Problem description
Report the number of lines in these entries that contain "System". Write only the number.

(Items from an interface collection)

_ _ _ _ _

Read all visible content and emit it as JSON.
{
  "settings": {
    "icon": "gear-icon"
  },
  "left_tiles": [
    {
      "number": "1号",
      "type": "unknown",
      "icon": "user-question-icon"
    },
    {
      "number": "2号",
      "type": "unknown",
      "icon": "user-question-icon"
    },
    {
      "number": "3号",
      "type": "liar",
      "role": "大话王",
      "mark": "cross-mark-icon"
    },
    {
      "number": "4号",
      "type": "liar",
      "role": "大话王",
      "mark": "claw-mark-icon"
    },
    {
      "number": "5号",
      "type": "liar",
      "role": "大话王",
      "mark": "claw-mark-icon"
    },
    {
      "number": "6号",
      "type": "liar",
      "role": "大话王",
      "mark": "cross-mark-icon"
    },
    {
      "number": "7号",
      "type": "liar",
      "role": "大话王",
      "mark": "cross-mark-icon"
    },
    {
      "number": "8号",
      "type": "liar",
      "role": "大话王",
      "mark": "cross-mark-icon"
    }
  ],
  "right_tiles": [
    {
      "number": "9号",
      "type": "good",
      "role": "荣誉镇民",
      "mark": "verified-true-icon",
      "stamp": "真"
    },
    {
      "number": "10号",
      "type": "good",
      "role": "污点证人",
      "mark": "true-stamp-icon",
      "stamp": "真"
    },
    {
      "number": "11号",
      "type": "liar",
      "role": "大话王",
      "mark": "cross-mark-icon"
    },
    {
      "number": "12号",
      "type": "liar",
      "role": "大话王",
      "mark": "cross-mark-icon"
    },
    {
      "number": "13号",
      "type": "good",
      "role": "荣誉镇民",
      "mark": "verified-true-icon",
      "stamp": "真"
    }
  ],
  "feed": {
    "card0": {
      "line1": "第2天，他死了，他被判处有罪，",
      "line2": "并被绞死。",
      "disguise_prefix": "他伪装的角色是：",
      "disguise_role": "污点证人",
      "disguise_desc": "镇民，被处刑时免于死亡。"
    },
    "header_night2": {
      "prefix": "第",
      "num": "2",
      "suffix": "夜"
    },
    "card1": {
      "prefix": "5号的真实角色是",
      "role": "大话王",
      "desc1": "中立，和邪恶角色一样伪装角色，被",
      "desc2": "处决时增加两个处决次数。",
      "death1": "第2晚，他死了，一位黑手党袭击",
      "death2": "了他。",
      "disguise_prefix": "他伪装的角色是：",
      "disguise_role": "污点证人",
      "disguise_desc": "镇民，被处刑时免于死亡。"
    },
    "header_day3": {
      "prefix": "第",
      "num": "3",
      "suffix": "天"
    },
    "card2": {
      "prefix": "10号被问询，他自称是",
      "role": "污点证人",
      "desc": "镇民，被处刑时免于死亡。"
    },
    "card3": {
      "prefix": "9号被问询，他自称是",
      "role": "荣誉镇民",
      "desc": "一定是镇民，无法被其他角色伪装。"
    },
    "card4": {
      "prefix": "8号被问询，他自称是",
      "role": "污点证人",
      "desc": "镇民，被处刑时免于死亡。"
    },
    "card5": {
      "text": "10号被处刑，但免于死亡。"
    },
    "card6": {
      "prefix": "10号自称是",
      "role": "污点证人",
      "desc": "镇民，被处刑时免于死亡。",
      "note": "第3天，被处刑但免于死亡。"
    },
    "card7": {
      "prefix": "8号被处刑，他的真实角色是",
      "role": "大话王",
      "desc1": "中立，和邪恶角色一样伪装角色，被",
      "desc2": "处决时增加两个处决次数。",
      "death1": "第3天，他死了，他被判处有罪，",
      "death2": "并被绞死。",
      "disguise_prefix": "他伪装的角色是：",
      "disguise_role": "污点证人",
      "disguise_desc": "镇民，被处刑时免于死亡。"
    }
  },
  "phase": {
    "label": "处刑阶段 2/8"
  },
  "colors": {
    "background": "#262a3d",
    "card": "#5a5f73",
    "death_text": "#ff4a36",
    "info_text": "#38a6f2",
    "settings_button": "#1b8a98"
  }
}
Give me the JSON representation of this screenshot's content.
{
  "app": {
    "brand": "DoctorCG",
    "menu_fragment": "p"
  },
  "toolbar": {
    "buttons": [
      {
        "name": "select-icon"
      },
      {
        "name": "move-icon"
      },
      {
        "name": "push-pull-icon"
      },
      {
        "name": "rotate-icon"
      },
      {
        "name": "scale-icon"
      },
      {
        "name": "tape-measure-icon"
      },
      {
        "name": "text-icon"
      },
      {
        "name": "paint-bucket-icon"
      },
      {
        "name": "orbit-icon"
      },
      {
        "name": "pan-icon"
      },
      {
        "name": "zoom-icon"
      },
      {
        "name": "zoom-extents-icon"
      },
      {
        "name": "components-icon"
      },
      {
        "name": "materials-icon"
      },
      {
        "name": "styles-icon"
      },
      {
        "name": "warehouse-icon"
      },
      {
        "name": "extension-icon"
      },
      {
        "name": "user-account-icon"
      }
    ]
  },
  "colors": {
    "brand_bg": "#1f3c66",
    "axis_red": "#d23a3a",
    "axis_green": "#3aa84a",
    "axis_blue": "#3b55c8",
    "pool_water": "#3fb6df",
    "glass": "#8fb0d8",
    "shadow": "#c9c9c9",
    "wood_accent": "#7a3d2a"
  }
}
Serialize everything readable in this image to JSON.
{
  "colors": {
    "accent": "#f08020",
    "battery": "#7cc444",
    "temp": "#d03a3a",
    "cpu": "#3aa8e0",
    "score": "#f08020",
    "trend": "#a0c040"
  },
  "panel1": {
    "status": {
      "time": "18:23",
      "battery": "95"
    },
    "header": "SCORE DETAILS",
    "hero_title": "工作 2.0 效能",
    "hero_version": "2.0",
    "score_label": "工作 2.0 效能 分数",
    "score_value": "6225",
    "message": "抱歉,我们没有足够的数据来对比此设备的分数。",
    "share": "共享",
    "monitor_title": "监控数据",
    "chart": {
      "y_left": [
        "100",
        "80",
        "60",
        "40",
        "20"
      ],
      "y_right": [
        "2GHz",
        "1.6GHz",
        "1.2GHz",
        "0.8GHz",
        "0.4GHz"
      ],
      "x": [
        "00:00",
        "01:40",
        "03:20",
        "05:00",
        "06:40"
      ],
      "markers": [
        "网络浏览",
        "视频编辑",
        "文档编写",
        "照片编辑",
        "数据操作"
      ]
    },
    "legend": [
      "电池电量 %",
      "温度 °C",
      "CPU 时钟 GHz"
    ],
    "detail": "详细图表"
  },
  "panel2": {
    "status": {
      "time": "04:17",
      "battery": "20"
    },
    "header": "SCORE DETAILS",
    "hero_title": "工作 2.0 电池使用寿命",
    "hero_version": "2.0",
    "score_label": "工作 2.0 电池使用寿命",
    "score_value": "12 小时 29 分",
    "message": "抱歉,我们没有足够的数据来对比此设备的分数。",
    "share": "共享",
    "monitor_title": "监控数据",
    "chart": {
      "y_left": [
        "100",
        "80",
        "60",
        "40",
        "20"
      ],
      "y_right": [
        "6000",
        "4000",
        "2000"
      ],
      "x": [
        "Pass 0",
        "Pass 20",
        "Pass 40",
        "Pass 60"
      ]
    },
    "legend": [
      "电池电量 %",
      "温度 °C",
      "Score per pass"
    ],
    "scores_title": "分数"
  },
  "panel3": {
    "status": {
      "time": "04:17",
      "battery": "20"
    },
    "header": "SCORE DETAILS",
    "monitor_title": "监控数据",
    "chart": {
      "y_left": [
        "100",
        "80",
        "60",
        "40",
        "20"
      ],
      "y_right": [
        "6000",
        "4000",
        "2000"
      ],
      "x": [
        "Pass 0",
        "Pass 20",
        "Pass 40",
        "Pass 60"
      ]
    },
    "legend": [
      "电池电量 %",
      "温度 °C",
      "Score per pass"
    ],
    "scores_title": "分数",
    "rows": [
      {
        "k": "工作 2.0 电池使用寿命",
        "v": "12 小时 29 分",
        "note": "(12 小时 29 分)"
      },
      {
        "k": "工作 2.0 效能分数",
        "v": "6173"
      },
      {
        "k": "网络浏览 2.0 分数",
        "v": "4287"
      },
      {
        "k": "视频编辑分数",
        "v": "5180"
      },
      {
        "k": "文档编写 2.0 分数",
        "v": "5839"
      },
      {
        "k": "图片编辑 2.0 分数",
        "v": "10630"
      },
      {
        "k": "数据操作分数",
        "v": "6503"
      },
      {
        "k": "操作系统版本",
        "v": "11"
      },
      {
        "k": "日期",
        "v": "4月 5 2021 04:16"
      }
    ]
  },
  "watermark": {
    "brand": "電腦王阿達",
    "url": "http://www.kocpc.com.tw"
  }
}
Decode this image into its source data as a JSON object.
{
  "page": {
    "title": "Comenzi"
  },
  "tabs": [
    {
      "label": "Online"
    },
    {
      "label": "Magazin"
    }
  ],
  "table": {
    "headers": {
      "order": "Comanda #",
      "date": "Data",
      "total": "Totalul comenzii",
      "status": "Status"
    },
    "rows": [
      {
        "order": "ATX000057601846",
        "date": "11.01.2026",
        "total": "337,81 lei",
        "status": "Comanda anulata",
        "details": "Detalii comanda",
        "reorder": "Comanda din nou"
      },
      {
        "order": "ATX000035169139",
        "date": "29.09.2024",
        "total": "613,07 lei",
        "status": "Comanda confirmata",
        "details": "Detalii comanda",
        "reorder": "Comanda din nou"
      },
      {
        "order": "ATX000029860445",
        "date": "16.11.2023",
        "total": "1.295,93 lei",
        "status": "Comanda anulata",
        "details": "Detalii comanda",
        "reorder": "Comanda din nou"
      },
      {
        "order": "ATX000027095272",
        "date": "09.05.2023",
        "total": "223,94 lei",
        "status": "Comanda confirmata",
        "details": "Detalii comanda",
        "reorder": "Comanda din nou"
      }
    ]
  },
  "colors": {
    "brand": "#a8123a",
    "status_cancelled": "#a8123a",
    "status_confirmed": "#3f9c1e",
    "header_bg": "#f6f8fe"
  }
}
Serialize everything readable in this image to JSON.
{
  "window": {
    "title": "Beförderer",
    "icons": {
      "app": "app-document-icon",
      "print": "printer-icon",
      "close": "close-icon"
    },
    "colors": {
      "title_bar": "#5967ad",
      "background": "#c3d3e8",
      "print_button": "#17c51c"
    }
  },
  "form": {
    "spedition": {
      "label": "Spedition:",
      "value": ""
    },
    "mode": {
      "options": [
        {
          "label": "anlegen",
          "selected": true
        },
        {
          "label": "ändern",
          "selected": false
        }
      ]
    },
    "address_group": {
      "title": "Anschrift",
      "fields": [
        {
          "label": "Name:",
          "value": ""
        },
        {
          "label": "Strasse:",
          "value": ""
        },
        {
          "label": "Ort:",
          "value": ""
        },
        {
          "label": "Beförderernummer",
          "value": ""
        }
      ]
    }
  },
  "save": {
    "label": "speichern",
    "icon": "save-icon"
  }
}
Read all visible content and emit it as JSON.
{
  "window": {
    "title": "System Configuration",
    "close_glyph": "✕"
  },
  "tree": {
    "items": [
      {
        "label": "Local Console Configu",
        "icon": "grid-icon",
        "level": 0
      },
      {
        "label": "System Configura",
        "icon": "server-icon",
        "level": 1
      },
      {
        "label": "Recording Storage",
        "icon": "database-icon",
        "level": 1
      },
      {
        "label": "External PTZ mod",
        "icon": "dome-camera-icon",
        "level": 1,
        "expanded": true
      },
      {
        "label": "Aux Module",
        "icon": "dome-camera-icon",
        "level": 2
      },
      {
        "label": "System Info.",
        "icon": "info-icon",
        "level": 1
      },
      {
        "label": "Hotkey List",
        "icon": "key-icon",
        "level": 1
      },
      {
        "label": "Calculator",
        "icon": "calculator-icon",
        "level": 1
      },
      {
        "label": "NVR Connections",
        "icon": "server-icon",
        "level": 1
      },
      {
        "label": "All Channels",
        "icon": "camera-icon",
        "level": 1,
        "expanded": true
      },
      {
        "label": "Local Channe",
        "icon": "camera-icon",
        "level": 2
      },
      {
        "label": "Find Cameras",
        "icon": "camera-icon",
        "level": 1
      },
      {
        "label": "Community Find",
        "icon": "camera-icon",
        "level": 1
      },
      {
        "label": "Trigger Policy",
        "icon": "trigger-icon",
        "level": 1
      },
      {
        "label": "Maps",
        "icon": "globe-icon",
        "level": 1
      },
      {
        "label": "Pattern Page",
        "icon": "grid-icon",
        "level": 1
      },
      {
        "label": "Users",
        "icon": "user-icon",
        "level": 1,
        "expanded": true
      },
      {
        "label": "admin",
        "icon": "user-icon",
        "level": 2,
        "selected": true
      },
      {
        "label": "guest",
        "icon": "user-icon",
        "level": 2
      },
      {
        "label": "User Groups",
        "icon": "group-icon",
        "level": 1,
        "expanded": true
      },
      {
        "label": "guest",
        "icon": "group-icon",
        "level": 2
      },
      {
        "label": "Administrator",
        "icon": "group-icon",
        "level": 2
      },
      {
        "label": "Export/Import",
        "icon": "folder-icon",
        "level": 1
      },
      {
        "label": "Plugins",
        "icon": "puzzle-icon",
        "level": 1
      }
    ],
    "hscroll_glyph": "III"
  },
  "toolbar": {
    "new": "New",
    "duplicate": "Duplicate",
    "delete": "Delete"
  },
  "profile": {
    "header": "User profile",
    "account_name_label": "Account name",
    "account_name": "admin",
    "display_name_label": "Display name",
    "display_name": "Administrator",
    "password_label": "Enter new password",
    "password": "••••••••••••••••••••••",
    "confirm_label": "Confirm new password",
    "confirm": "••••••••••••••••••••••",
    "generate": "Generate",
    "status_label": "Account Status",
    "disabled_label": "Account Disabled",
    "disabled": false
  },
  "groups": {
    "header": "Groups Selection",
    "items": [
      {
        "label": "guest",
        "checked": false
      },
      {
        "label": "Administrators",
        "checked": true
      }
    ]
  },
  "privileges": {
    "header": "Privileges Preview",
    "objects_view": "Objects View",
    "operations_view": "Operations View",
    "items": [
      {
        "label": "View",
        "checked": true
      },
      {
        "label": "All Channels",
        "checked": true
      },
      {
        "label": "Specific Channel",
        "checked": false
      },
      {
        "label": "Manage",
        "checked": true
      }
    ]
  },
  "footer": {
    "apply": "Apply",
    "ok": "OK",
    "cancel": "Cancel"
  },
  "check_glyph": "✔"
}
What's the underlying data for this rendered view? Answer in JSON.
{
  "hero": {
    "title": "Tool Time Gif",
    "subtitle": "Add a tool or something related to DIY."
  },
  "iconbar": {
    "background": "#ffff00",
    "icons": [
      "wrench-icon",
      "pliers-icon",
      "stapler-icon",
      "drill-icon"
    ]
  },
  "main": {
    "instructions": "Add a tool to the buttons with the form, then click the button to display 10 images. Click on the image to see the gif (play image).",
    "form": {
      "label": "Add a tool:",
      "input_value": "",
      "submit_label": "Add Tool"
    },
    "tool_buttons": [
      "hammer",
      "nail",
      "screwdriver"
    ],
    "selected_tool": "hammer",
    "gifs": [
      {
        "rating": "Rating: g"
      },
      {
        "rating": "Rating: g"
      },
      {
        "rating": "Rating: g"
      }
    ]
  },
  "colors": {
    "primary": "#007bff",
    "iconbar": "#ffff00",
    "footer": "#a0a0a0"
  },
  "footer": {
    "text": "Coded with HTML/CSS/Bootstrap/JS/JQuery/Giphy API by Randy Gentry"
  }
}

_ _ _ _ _

Solution to this task
3